▶ _TASK BRIEF_
The entries below are to be returned exactly. Include all of them.

[Page and application data records]

•••••

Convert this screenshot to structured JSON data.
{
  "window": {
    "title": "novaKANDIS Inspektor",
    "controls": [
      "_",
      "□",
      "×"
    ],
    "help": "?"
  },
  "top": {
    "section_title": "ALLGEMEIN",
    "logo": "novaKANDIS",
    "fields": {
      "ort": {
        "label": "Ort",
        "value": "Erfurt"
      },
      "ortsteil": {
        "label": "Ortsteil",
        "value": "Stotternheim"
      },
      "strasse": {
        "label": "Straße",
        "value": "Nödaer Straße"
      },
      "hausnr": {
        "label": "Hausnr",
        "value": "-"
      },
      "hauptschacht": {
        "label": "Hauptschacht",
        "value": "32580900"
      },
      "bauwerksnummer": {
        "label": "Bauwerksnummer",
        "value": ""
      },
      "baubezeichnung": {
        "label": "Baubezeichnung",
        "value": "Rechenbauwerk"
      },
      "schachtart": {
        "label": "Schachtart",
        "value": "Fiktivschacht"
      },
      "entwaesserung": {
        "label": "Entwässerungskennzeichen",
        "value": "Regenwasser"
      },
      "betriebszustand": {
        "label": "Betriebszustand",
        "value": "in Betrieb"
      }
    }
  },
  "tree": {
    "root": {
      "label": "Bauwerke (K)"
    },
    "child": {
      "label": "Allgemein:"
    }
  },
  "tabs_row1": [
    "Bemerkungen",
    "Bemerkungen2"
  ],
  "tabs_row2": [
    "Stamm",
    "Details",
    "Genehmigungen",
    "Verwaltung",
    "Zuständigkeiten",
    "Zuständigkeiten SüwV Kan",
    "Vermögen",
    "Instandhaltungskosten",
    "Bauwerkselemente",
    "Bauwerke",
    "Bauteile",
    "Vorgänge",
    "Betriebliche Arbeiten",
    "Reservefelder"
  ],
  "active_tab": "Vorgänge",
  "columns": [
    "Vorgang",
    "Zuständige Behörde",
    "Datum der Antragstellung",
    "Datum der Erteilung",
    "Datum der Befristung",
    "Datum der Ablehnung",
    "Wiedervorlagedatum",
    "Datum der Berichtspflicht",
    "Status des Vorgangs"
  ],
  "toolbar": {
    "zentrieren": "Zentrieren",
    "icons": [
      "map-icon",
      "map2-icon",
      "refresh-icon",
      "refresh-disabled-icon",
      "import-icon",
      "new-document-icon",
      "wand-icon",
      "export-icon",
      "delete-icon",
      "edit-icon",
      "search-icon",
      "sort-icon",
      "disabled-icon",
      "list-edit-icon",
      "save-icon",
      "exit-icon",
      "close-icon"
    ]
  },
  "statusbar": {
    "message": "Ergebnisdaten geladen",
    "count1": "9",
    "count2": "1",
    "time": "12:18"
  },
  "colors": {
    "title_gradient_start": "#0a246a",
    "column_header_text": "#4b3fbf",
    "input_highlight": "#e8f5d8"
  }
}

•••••

▶ _RESPONSE BELOW_
Convert this screenshot to structured JSON data.
{
  "window": {
    "title": "novaKANDIS Inspektor",
    "controls": [
      "_",
      "□",
      "×"
    ],
    "help": "?"
  },
  "top": {
    "section_title": "ALLGEMEIN",
    "logo": "novaKANDIS",
    "fields": {
      "ort": {
        "label": "Ort",
        "value": "Erfurt"
      },
      "ortsteil": {
        "label": "Ortsteil",
        "value": "Stotternheim"
      },
      "strasse": {
        "label": "Straße",
        "value": "Nödaer Straße"
      },
      "hausnr": {
        "label": "Hausnr",
        "value": "-"
      },
      "hauptschacht": {
        "label": "Hauptschacht",
        "value": "32580900"
      },
      "bauwerksnummer": {
        "label": "Bauwerksnummer",
        "value": ""
      },
      "baubezeichnung": {
        "label": "Baubezeichnung",
        "value": "Rechenbauwerk"
      },
      "schachtart": {
        "label": "Schachtart",
        "value": "Fiktivschacht"
      },
      "entwaesserung": {
        "label": "Entwässerungskennzeichen",
        "value": "Regenwasser"
      },
      "betriebszustand": {
        "label": "Betriebszustand",
        "value": "in Betrieb"
      }
    }
  },
  "tree": {
    "root": {
      "label": "Bauwerke (K)"
    },
    "child": {
      "label": "Allgemein:"
    }
  },
  "tabs_row1": [
    "Bemerkungen",
    "Bemerkungen2"
  ],
  "tabs_row2": [
    "Stamm",
    "Details",
    "Genehmigungen",
    "Verwaltung",
    "Zuständigkeiten",
    "Zuständigkeiten SüwV Kan",
    "Vermögen",
    "Instandhaltungskosten",
    "Bauwerkselemente",
    "Bauwerke",
    "Bauteile",
    "Vorgänge",
    "Betriebliche Arbeiten",
    "Reservefelder"
  ],
  "active_tab": "Vorgänge",
  "columns": [
    "Vorgang",
    "Zuständige Behörde",
    "Datum der Antragstellung",
    "Datum der Erteilung",
    "Datum der Befristung",
    "Datum der Ablehnung",
    "Wiedervorlagedatum",
    "Datum der Berichtspflicht",
    "Status des Vorgangs"
  ],
  "toolbar": {
    "zentrieren": "Zentrieren",
    "icons": [
      "map-icon",
      "map2-icon",
      "refresh-icon",
      "refresh-disabled-icon",
      "import-icon",
      "new-document-icon",
      "wand-icon",
      "export-icon",
      "delete-icon",
      "edit-icon",
      "search-icon",
      "sort-icon",
      "disabled-icon",
      "list-edit-icon",
      "save-icon",
      "exit-icon",
      "close-icon"
    ]
  },
  "statusbar": {
    "message": "Ergebnisdaten geladen",
    "count1": "9",
    "count2": "1",
    "time": "12:18"
  },
  "colors": {
    "title_gradient_start": "#0a246a",
    "column_header_text": "#4b3fbf",
    "input_highlight": "#e8f5d8"
  }
}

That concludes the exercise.